Playstation tutors make learning fun
Published 12:00 am Wednesday, December 15, 1999
The students at W.O. Parmer will return to school after the holidays to find a new, fun gift in each third and fourth grade classroom.
In an effort to continue the progress made over the past few years to improve Scholastic Aptitude Test scores, the administration and teachers at the Greenville elementary school will use a Sony Playstation, just like those many children have at home to play racing, fighting and sports games with, to help educate their students.
Teachers and after-school tutors attended a workshop to learn more about the game unit and the software that accompanies it. Each class will have a 35 educational CD's set, purchased from an educational program called Lightspan, that will teach children math, reading and language arts.
The idea behind the games is to allow children to take something they are already familiar and comfortable with and transfer it into the classroom.
"This is a way for the students to have fun while learning at the same time," Minie Coon, assistant principal at W.O. Parmer said. "Many of the students have a Playstation at home and they recognize it as something that is fun. This is a way for the students to have fun without even realizing that they are learning."
The games begin on simple levels and when the student conquers one they are able to move to on to a harder, more challenging stage. The more a student plays the more he or she learns and with 35 CD's in the package the potential is almost limitless for children in the two grades.
Another advantage of the Lightspan program is that students will be able to check out the software so they can take it home to be used on their own Playstation units.
"We hope to see a lot of parental involvement with this program. We will allow parents to check them out so they can take them home and help their children get through the levels they may be having trouble with," Coon said.
Another group of people who will take advantage of the new games are those instructors in the after-school tutoring program who will use the games to help their students with subjects they are experiencing difficulties with.
A meeting soon will be held to help tutoring parents learn about the system and how to use it as a means to educate their children.
Even with the games, Coon said it is still the teachers and parents that will make the biggest impact on the students.
"The program includes a lot of teacher's materials such as hands-on activities and other, more traditional means of educating. It also allows teachers to use the program as part of their overall schedule and to coordinate them with what is going on in class. If the students are learning about subject-verb agreement, there is a compact disc that they can use to help them with that particular topic," she said.
The game system also gives the teachers more freedom.
"They (teachers) can use them for large-group instruction or in centers where one or two children can play the games together," Coon said.
W.O. Parmer will begin allowing students to use the educational games in January. But, even with the newer, more fun educational games, Principle Allen Whittle said it is still the teachers that make the real difference to a student.
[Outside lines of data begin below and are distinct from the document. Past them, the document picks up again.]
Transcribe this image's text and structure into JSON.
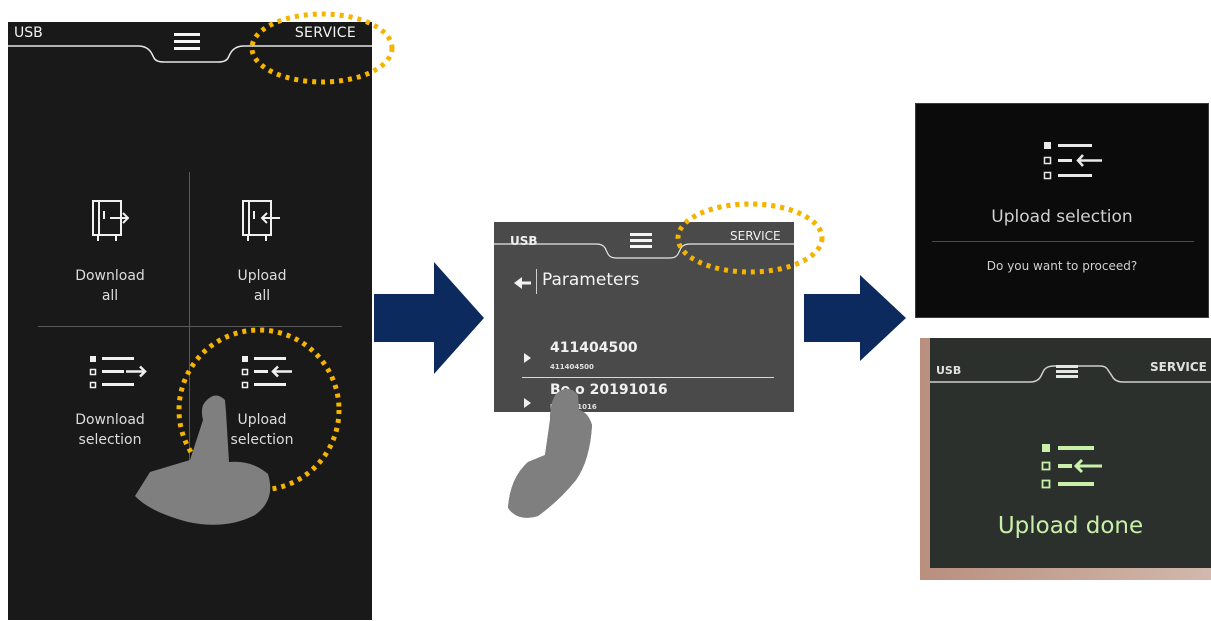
{
  "panel1": {
    "usb": "USB",
    "service": "SERVICE",
    "tiles": [
      {
        "line1": "Download",
        "line2": "all"
      },
      {
        "line1": "Upload",
        "line2": "all"
      },
      {
        "line1": "Download",
        "line2": "selection"
      },
      {
        "line1": "Upload",
        "line2": "selection"
      }
    ]
  },
  "panel2": {
    "usb": "USB",
    "service": "SERVICE",
    "title": "Parameters",
    "items": [
      {
        "name": "411404500",
        "sub": "411404500"
      },
      {
        "name": "Bo    o 20191016",
        "sub": "B       20191016"
      }
    ]
  },
  "panel3": {
    "title": "Upload selection",
    "question": "Do you want to proceed?"
  },
  "panel4": {
    "usb": "USB",
    "service": "SERVICE",
    "status": "Upload done"
  },
  "colors": {
    "highlight": "#f5b400",
    "arrow": "#0d2a5e",
    "upload_done_green": "#c8f0a8"
  }
}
"Our teachers will still have to teach and they are the key to our students' success. This is a good tool that they can use to help their students learn. Most of the children are familiar with video games and we expect this program to be very popular," Whittle said.